== Segment start ==
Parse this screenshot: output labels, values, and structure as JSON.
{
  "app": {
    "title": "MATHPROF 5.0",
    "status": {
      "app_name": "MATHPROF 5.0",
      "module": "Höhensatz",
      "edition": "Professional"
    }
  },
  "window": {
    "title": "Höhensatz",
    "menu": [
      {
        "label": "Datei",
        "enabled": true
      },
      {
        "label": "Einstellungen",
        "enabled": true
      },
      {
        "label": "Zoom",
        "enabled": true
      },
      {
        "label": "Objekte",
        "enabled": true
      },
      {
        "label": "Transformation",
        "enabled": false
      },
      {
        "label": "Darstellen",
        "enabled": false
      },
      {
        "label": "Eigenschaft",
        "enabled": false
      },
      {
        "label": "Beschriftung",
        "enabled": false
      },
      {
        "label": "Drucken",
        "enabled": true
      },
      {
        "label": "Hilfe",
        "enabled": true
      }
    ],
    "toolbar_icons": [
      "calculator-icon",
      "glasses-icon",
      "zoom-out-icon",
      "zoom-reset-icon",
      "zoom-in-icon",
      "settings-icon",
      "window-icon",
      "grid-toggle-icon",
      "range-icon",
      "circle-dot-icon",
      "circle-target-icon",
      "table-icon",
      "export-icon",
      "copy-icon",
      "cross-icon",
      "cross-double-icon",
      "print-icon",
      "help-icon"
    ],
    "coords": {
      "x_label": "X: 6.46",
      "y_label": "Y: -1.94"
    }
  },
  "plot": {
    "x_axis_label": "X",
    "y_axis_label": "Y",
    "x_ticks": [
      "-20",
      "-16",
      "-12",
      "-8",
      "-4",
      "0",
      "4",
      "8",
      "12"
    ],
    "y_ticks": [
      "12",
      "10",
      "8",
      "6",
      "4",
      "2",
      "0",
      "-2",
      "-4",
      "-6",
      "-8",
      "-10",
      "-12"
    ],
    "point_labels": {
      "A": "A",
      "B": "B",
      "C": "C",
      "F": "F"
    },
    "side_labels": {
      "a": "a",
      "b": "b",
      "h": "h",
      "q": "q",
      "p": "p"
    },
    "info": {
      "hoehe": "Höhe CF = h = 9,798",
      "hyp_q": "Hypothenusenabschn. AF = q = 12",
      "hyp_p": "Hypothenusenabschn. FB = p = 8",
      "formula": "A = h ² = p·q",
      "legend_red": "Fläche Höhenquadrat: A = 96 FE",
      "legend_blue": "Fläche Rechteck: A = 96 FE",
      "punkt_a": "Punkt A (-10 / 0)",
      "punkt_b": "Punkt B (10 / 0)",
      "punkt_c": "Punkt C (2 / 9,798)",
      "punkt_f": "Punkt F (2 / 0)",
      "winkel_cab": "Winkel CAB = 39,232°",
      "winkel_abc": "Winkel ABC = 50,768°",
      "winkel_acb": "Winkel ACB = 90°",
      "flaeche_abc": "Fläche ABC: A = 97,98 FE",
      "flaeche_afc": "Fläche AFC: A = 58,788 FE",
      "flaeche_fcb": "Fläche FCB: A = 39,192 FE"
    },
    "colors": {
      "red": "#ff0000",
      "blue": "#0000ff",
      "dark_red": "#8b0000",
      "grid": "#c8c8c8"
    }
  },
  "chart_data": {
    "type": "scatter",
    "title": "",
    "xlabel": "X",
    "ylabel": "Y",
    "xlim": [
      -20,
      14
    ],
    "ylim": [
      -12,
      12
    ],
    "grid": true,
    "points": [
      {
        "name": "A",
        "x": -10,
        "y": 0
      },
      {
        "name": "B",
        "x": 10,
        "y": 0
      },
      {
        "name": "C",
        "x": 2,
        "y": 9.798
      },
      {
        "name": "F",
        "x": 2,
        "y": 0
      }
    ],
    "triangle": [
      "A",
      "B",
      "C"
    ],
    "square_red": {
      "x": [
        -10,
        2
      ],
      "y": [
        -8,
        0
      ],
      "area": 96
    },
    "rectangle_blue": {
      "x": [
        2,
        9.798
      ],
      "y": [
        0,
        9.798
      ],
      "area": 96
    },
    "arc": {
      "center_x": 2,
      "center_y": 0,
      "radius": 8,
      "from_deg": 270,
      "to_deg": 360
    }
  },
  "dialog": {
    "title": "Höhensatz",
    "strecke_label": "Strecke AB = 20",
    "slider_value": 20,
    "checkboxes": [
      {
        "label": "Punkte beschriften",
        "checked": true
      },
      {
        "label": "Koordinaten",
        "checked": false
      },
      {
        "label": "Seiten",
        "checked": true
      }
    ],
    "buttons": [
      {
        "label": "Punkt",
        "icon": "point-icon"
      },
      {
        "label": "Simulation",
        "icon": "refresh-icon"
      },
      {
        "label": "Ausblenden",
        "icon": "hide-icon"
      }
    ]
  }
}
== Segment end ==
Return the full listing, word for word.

Parse this screenshot: output labels, values, and structure as JSON.
{
  "app": {
    "title": "MATHPROF 5.0",
    "status": {
      "app_name": "MATHPROF 5.0",
      "module": "Höhensatz",
      "edition": "Professional"
    }
  },
  "window": {
    "title": "Höhensatz",
    "menu": [
      {
        "label": "Datei",
        "enabled": true
      },
      {
        "label": "Einstellungen",
        "enabled": true
      },
      {
        "label": "Zoom",
        "enabled": true
      },
      {
        "label": "Objekte",
        "enabled": true
      },
      {
        "label": "Transformation",
        "enabled": false
      },
      {
        "label": "Darstellen",
        "enabled": false
      },
      {
        "label": "Eigenschaft",
        "enabled": false
      },
      {
        "label": "Beschriftung",
        "enabled": false
      },
      {
        "label": "Drucken",
        "enabled": true
      },
      {
        "label": "Hilfe",
        "enabled": true
      }
    ],
    "toolbar_icons": [
      "calculator-icon",
      "glasses-icon",
      "zoom-out-icon",
      "zoom-reset-icon",
      "zoom-in-icon",
      "settings-icon",
      "window-icon",
      "grid-toggle-icon",
      "range-icon",
      "circle-dot-icon",
      "circle-target-icon",
      "table-icon",
      "export-icon",
      "copy-icon",
      "cross-icon",
      "cross-double-icon",
      "print-icon",
      "help-icon"
    ],
    "coords": {
      "x_label": "X: 6.46",
      "y_label": "Y: -1.94"
    }
  },
  "plot": {
    "x_axis_label": "X",
    "y_axis_label": "Y",
    "x_ticks": [
      "-20",
      "-16",
      "-12",
      "-8",
      "-4",
      "0",
      "4",
      "8",
      "12"
    ],
    "y_ticks": [
      "12",
      "10",
      "8",
      "6",
      "4",
      "2",
      "0",
      "-2",
      "-4",
      "-6",
      "-8",
      "-10",
      "-12"
    ],
    "point_labels": {
      "A": "A",
      "B": "B",
      "C": "C",
      "F": "F"
    },
    "side_labels": {
      "a": "a",
      "b": "b",
      "h": "h",
      "q": "q",
      "p": "p"
    },
    "info": {
      "hoehe": "Höhe CF = h = 9,798",
      "hyp_q": "Hypothenusenabschn. AF = q = 12",
      "hyp_p": "Hypothenusenabschn. FB = p = 8",
      "formula": "A = h ² = p·q",
      "legend_red": "Fläche Höhenquadrat: A = 96 FE",
      "legend_blue": "Fläche Rechteck: A = 96 FE",
      "punkt_a": "Punkt A (-10 / 0)",
      "punkt_b": "Punkt B (10 / 0)",
      "punkt_c": "Punkt C (2 / 9,798)",
      "punkt_f": "Punkt F (2 / 0)",
      "winkel_cab": "Winkel CAB = 39,232°",
      "winkel_abc": "Winkel ABC = 50,768°",
      "winkel_acb": "Winkel ACB = 90°",
      "flaeche_abc": "Fläche ABC: A = 97,98 FE",
      "flaeche_afc": "Fläche AFC: A = 58,788 FE",
      "flaeche_fcb": "Fläche FCB: A = 39,192 FE"
    },
    "colors": {
      "red": "#ff0000",
      "blue": "#0000ff",
      "dark_red": "#8b0000",
      "grid": "#c8c8c8"
    }
  },
  "chart_data": {
    "type": "scatter",
    "title": "",
    "xlabel": "X",
    "ylabel": "Y",
    "xlim": [
      -20,
      14
    ],
    "ylim": [
      -12,
      12
    ],
    "grid": true,
    "points": [
      {
        "name": "A",
        "x": -10,
        "y": 0
      },
      {
        "name": "B",
        "x": 10,
        "y": 0
      },
      {
        "name": "C",
        "x": 2,
        "y": 9.798
      },
      {
        "name": "F",
        "x": 2,
        "y": 0
      }
    ],
    "triangle": [
      "A",
      "B",
      "C"
    ],
    "square_red": {
      "x": [
        -10,
        2
      ],
      "y": [
        -8,
        0
      ],
      "area": 96
    },
    "rectangle_blue": {
      "x": [
        2,
        9.798
      ],
      "y": [
        0,
        9.798
      ],
      "area": 96
    },
    "arc": {
      "center_x": 2,
      "center_y": 0,
      "radius": 8,
      "from_deg": 270,
      "to_deg": 360
    }
  },
  "dialog": {
    "title": "Höhensatz",
    "strecke_label": "Strecke AB = 20",
    "slider_value": 20,
    "checkboxes": [
      {
        "label": "Punkte beschriften",
        "checked": true
      },
      {
        "label": "Koordinaten",
        "checked": false
      },
      {
        "label": "Seiten",
        "checked": true
      }
    ],
    "buttons": [
      {
        "label": "Punkt",
        "icon": "point-icon"
      },
      {
        "label": "Simulation",
        "icon": "refresh-icon"
      },
      {
        "label": "Ausblenden",
        "icon": "hide-icon"
      }
    ]
  }
}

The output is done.